That day—may it turn to darkness; may God above not care about it; may no light shine upon it.
"May that day be darkness; Let not God above care for it, Nor light shine on it.
Let that day be turned to darkness. Let it be lost even to God on high, and let it be shrouded in darkness.
Let it be a black hole in space. May God above forget it ever happened. Erase it from the books!
That day—let it be dark; let not God take note of it from on high, and let not the light be shining on it;
Let that day be darkness! May God above not seek it, or light shine on it.
May that day be darkness; May God above not seek it, Nor the light shine upon it.
|NET © [draft] ITL|
|NET © Notes||
1 tn The first two words should be treated as a casus pendens (see D. J. A. Clines, Job [WBC], 69), referred to as an extraposition in recent grammarians.
2 sn This expression by Job is the negation of the divine decree at creation – “Let there be light,” and that was the first day. Job wishes that his first day be darkness: “As for that day, let there be darkness.” Since only God has this prerogative, Job adds the wish that God on high would not regard that day.
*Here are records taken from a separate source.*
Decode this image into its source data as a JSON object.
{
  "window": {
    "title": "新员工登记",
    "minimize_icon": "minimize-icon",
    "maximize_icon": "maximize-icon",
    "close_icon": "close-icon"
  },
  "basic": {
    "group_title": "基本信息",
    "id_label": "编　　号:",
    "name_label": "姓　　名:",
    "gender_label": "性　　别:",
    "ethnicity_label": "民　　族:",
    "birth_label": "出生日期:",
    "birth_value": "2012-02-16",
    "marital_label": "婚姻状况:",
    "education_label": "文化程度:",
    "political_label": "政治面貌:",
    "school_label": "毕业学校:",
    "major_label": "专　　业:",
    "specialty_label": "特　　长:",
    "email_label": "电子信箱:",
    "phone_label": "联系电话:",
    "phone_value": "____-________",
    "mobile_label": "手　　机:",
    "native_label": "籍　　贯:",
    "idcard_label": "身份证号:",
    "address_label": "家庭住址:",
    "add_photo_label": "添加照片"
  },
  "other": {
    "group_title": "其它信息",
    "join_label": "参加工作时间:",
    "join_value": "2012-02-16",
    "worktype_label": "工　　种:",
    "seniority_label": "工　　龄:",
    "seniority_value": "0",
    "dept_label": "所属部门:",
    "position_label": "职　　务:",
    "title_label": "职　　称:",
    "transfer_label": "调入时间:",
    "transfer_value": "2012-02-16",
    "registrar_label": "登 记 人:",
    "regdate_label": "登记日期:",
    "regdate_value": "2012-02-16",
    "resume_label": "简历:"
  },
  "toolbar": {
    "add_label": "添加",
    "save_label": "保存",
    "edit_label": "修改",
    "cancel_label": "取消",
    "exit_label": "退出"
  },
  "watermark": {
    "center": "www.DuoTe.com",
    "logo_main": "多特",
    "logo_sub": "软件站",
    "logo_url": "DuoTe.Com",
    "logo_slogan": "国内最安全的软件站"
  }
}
4 tn The verb is the Hiphil of יָפַע (yafa’), which means here “cause to shine.” The subject is the term נְהָרָה (nÿharah,“light”), a hapax legomenon which is from the verb נָהַר (nahar, “to gleam” [see Isa 60:5]).